The Nikon Coolpix S9300 is a modest update to 2011's S9100. It's basically the same camera, but with increased resolution -- 16 megapixels up from 12 -- and built-in GPS for geotagging your photos. The latter comes in handy for travel or if you just like to see where you've shot, while the former is mostly for marketing. There are a couple other minor changes, but unless you really want GPS, there's no reason to upgrade or be upset that you didn't wait. For first-time buyers, though, the S9300 is a very good camera geared for snapshooters with fast performance for a compact megazoom. However, its near-$350 suggested retail price is the same as the Canon PowerShot SX260 HS and Panasonic Lumix DMC-ZS20, which both have longer lenses, more features, equally fast shooting performance, and generally better photo and video quality. It's still a good camera, but less attractive at its full price in comparison. Overall photo quality from the S9300 is very good, suitable for prints up to 8x10 and Web use. At full size they don't look good, though, so its 16-megapixel resolution isn't a reason to buy. Though its sensitivity settings run from ISO 125 to ISO 3200, the S9300 produces the best results below ISO 400. Regardless of sensitivity, photos appear somewhat soft and benefit from sharpening with photo-editing software.
The Nikon S9300 is the latest in the company’s line of compact travel-zoom point-and-shoot cameras. The S9300 combines an 18x optical zoom, 3-inch high resolution screen, and backside-illuminated 16-megapixel CMOS image sensor in a body that is no thicker than your average compact camera. That’s an incredible amount of zoom to fit in such a small package, and it shows how far this category of camera has come in the last couple of years. The S9300 is available in black, red, and silver and is set to ship in February for a suggested price of $349.95. the S9300 is a rather unassuming camera on the surface; its models are wrapped mostly in a rubberized coating, with clean lines and a simple user interface. When you look closer (or turn the camera on) the real kicker is immediately apparent: an 18x optical zoom lens that juts out from the body. Fitting that much zoom into a body that could easily slot into all but the hippest kids’ pockets is a feat in and of itself, but the camera also includes a 3-inch, 921k-dot resolution screen with a backside-illuminated 16-megeapixel image sensor as well.

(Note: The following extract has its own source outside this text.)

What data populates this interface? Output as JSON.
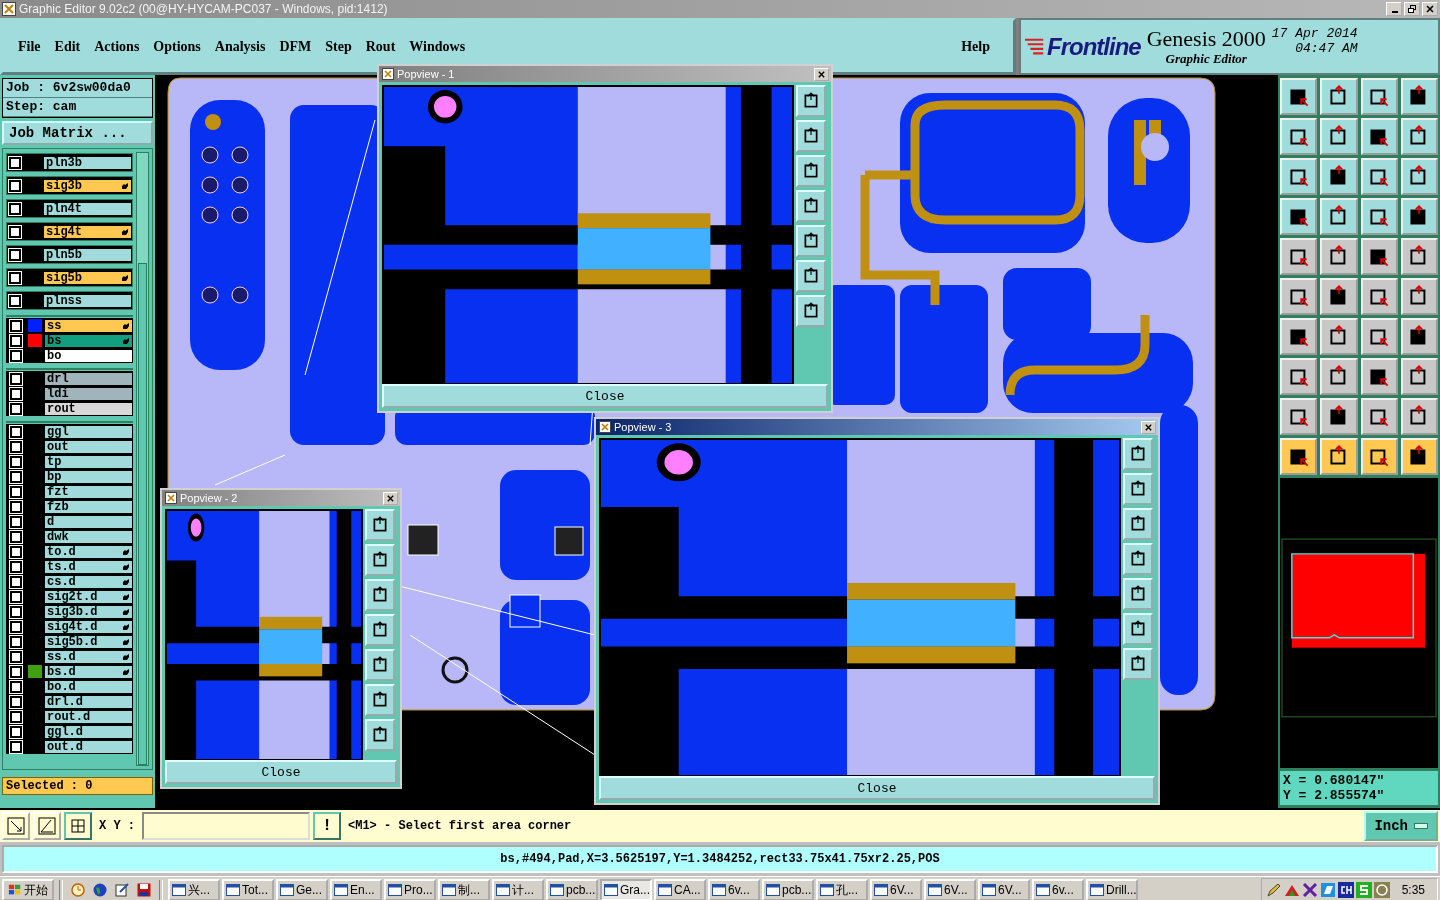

|Brand New - Nikon Coolpix S9300 Digital Camera Imported (Blue)||$199.95||See it|
|Nikon COOLPIX S9300 16 MP CMOS Digital Camera with 18x Zoom NIKKOR ED Glass Lens and Full HD 1080p Video (Blue)||$236.19||See it|
|Nikon Coolpix S9300 16 Megapixel 3D Panorama Digital Camera, Silver||$236.19||See it|
|Nikon Coolpix S9300 16 Megapixel 3D Panorama Digital Camera (Red)||$288.19||See it|